Task statement >> Please copy out all lines of the entries that contain the word "name".
-.-.-
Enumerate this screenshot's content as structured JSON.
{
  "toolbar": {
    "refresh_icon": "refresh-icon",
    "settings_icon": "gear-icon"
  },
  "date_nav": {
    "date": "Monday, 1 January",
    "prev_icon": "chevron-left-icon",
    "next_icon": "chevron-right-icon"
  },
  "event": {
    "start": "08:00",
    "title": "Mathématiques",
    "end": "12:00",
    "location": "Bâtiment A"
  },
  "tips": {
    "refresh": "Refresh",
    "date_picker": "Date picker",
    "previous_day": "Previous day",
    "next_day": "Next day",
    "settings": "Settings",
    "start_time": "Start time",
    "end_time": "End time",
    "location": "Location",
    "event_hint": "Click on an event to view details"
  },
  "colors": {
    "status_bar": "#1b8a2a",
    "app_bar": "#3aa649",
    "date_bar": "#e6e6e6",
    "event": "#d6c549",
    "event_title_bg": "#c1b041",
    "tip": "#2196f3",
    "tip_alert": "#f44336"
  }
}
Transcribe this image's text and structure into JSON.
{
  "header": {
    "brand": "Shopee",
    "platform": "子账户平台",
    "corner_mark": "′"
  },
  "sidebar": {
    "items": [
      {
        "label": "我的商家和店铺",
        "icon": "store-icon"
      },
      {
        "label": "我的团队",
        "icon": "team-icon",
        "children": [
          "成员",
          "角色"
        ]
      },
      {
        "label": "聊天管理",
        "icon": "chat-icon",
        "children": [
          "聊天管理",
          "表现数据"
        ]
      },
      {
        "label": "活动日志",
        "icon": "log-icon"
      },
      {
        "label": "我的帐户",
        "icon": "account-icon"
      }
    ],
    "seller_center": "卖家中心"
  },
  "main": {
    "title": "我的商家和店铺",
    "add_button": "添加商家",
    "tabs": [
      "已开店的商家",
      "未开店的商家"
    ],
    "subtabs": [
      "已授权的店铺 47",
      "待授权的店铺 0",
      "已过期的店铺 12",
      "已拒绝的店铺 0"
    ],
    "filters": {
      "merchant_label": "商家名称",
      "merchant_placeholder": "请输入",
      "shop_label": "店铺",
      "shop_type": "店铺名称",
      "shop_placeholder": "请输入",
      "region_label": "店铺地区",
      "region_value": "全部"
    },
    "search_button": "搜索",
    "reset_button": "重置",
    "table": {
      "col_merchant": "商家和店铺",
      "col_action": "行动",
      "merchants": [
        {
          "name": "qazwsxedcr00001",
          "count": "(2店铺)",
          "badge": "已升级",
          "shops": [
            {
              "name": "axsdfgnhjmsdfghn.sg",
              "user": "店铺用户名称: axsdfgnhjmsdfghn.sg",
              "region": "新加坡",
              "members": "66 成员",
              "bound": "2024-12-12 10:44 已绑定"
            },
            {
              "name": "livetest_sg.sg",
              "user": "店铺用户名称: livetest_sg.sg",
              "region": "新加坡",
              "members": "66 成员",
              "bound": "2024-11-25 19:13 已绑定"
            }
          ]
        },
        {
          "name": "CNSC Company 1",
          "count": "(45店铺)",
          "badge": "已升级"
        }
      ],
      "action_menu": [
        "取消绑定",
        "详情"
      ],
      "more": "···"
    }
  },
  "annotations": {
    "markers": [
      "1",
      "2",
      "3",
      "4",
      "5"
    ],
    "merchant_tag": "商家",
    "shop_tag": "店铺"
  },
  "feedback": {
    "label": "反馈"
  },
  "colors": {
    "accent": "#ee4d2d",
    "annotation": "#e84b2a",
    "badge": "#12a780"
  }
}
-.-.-
Response >>
          "name": "qazwsxedcr00001",
              "name": "axsdfgnhjmsdfghn.sg",
              "name": "livetest_sg.sg",
          "name": "CNSC Company 1",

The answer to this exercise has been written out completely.